Virginia Mercury

For the first time since 2012, the number of fatal drug overdoses in Virginia fell last year, according to the Fatal Drug Overdose Quarterly Report, which shows 17 fewer opioid deaths and a spike in methamphetamine and cocaine fatalities, due largely to the deadliness of fentanyl.

The report, compiled by Virginia’s Office of the Chief Medical Examiner, shows total drug deaths falling from 1,536 in 2017 to 1,484 last year.

There was a slight decrease in deaths from all opioids — including prescription painkillers as well as heroin and fentanyl. It dropped from 1,230 in 2017 to 1,213. (Previous data showed 1,229 deaths in 2017, but later reports confirmed an additional fatal opioid overdose.)

“I think probably the best phrase to say is: We’re cautiously optimistic,” said Rosie Hobron, statewide forensic epidemiologist with the Office of the Chief Medical Examiner.

The report notes that the 2018 data is not final, as 30 cases remain open, “awaiting additional reports to certify cause and manner of death.”

While the overall numbers are positive, the third quarter of last year was the worst on record for fatal drug overdoses in Virginia, with 423 deaths, Hobron said.

There was also a substantial increase in the number of methamphetamine deaths. They rose by 44.3 percent, and cocaine deaths increased by 11.5 percent.

The total number is still far lower than opioid deaths, but, according to the report, most of those fatal overdoses included a mixture of drugs — usually fentanyl, the incredibly dangerous and deadly synthetic opioid.

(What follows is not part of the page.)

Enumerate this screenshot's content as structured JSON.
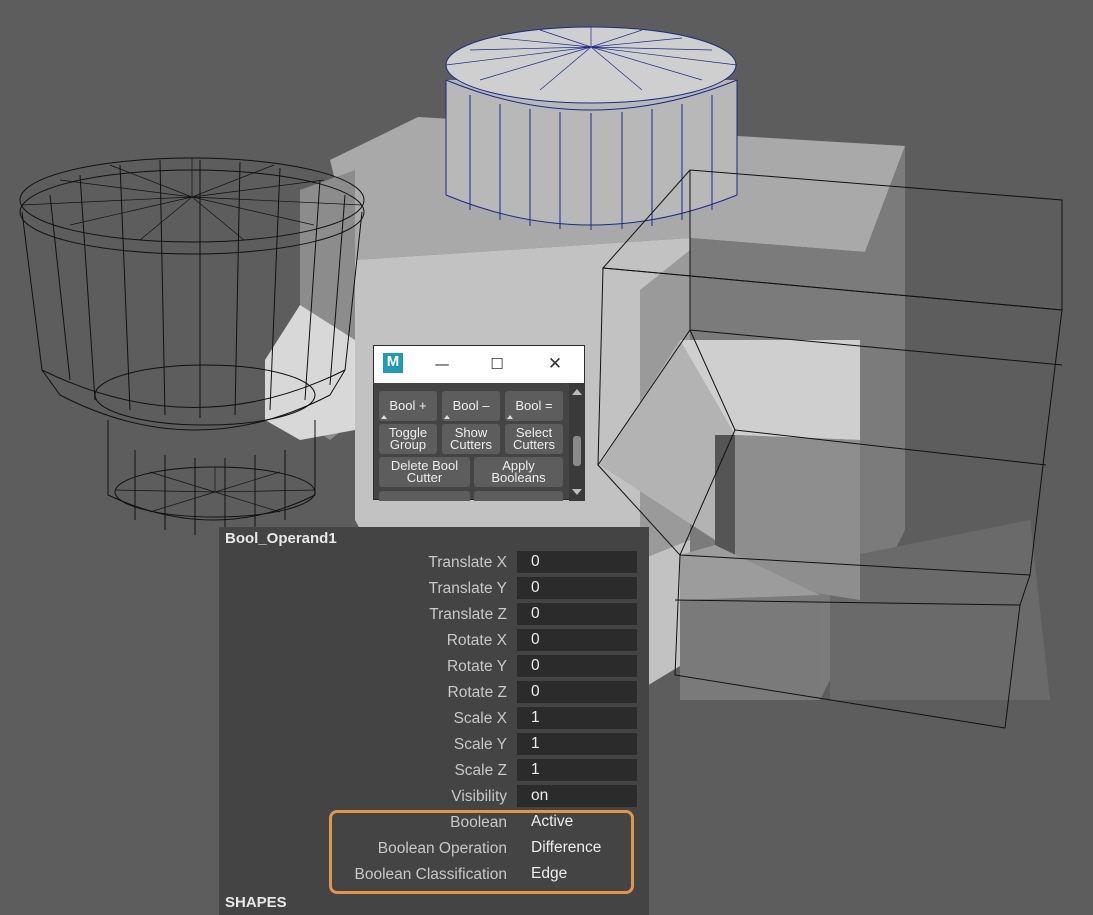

“People are using multiple drugs, unbeknownst to them,” Hobron said.

A whopping 65 percent of cocaine deaths and 46.5 percent of methamphetamine deaths were mixed with fentanyl.

In total, fentanyl or a fentanyl analog, which are slightly different in their chemical structure, caused or contributed to nearly 55 percent of the fatal overdoses in 2018.

“We’ve heard reports of users going out and saying ‘I’m looking for cocaine, I want to buy cocaine,’ and they buy what they think is cocaine, and it’s laced with fentanyl,” Hobron said.

The next iteration of the Fatal Drug Overdose Quarterly Report is due to come out in July with data from the first quarter of 2019.